**** RECORDS SHOWN

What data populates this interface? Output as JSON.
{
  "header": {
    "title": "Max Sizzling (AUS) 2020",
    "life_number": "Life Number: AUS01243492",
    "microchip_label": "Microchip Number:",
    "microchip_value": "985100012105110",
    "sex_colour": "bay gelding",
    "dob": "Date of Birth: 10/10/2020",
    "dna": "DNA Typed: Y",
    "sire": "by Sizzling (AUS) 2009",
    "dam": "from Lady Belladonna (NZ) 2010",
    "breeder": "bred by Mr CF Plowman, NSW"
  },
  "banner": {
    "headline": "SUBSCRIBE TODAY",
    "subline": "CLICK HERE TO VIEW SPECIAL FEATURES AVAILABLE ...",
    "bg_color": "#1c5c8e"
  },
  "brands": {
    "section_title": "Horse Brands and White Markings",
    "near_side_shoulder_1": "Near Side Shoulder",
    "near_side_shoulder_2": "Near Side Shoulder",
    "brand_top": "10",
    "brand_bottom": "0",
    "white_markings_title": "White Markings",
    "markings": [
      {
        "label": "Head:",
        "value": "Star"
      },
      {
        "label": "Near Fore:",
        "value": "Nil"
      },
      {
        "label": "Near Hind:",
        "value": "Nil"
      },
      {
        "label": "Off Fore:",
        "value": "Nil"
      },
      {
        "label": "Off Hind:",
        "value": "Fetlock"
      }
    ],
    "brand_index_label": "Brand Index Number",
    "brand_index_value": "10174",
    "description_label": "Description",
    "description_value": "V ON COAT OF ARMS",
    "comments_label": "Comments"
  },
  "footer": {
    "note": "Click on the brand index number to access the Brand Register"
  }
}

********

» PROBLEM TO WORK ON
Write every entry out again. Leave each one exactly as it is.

» FINISHED EXERCISE
What data populates this interface? Output as JSON.
{
  "header": {
    "title": "Max Sizzling (AUS) 2020",
    "life_number": "Life Number: AUS01243492",
    "microchip_label": "Microchip Number:",
    "microchip_value": "985100012105110",
    "sex_colour": "bay gelding",
    "dob": "Date of Birth: 10/10/2020",
    "dna": "DNA Typed: Y",
    "sire": "by Sizzling (AUS) 2009",
    "dam": "from Lady Belladonna (NZ) 2010",
    "breeder": "bred by Mr CF Plowman, NSW"
  },
  "banner": {
    "headline": "SUBSCRIBE TODAY",
    "subline": "CLICK HERE TO VIEW SPECIAL FEATURES AVAILABLE ...",
    "bg_color": "#1c5c8e"
  },
  "brands": {
    "section_title": "Horse Brands and White Markings",
    "near_side_shoulder_1": "Near Side Shoulder",
    "near_side_shoulder_2": "Near Side Shoulder",
    "brand_top": "10",
    "brand_bottom": "0",
    "white_markings_title": "White Markings",
    "markings": [
      {
        "label": "Head:",
        "value": "Star"
      },
      {
        "label": "Near Fore:",
        "value": "Nil"
      },
      {
        "label": "Near Hind:",
        "value": "Nil"
      },
      {
        "label": "Off Fore:",
        "value": "Nil"
      },
      {
        "label": "Off Hind:",
        "value": "Fetlock"
      }
    ],
    "brand_index_label": "Brand Index Number",
    "brand_index_value": "10174",
    "description_label": "Description",
    "description_value": "V ON COAT OF ARMS",
    "comments_label": "Comments"
  },
  "footer": {
    "note": "Click on the brand index number to access the Brand Register"
  }
}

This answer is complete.